A few weeks ago, Copyblogger, one of the leaders in the content marketing industry made a startling announcement. After much consideration, they were going to shut down their Facebook page. For a content marketing firm, with more than 38,000 fans this was not a decision they jumped to quickly.
I have always admired their direct, businesslike approach to marketing and this most recent decision was certainly consistent with their approach to marketing. They did their homework. They reviewed their fans, studied their interaction and realized they could have much more impact focusing their attention on other platforms. You can read their analysis here.
While most small businesses will never have 38,000 fans there are still lots of good lessons for all of us.
- Focus on quality, not quantity – Don’t worry about how many fans you have, but how many fans actually interact with the brand. As Copyblogger really looked at their fans they realized many of them were actually spam accounts who followed the site in the hopes of being followed back. ( You see this same occurrence in Twitter). If you see lots of these types of accounts following or becoming fans, feel free to block them and focus on the real people who are interested in your brand.
- Figure out where you belong – A few years ago we were telling all of our clients they needed to be everywhere, Facebook, Pinterest, Google+, Twitter, Linkedin and on and on, and on. In the last few years, we have shifted our advice, suggesting clients pick one or two platforms where they feel comfortable to focus their attention and resources on being really good on that community.
- People will follow you when and from where they want to – Stop trying to cross promote between platforms. Don’t send links to your twitter fans to follow you on Facebook or check out your Linkedin profile. They follow you on Twitter, talk to them there. If you are going to send your fans anywhere, send them to your website.
One last note. If you are going to stay on Facebook, you are going to have to work harder than ever to make your content visible. If this is where your community is, then it is worth the effort. One social media strategy which will help are Forced shares. The changes in the Facebook algorithm reduce the visibility of your posts if you choose not to advertise. That means your team members need to be sharing (not just liking) content from your company page. You may want to also reach out to a few friends of the company and request they share your content occasionally. Don’t abuse the request. Save it for something you really want people to see. Is this gaming the system a little ? Yes it is. But without concerted effort to get visibility for your posts, no one will see them and you might as well shut down your page the way Copyblogger did.
Did Copyblogger make the right choice? For their brand, I think they did. Is it right for you? Maybe not. But now is a good time to step back, look at all the places you are spending time on line. Cut back to a few great platforms and give yourself permission to back away from others.

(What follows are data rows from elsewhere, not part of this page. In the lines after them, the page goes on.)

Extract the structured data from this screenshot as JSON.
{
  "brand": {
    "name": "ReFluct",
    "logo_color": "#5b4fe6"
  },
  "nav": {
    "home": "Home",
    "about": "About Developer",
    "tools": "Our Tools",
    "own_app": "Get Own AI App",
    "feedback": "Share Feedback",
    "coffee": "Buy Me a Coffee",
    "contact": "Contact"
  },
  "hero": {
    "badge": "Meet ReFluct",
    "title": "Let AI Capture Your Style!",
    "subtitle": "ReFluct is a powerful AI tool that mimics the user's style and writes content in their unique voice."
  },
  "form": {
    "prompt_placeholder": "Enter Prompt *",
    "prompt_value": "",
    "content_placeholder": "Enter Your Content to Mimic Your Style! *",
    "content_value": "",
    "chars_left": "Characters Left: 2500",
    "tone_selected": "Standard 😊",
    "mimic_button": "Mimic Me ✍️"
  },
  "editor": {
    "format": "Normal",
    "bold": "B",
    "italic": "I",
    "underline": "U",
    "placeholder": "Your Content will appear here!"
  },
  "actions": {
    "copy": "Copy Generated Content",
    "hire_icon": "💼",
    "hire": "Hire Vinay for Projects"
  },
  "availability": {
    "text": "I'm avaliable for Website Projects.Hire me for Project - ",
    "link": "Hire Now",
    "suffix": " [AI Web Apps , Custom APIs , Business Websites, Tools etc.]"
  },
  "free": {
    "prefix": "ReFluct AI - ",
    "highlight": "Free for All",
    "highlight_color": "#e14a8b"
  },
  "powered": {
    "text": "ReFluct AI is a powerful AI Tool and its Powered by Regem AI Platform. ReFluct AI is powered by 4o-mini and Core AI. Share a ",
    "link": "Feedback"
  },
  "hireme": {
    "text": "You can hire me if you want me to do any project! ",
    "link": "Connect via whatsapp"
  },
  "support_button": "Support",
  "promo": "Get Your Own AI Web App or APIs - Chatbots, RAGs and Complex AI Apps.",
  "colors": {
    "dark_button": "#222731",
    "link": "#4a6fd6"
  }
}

To learn more about how other small business owners are spending time on line, check out the results of our 2014 Small Business Social Media Survey.
Jarred and I also talked about this decision on a recent episode of More than a Few Words. You can listen to it now.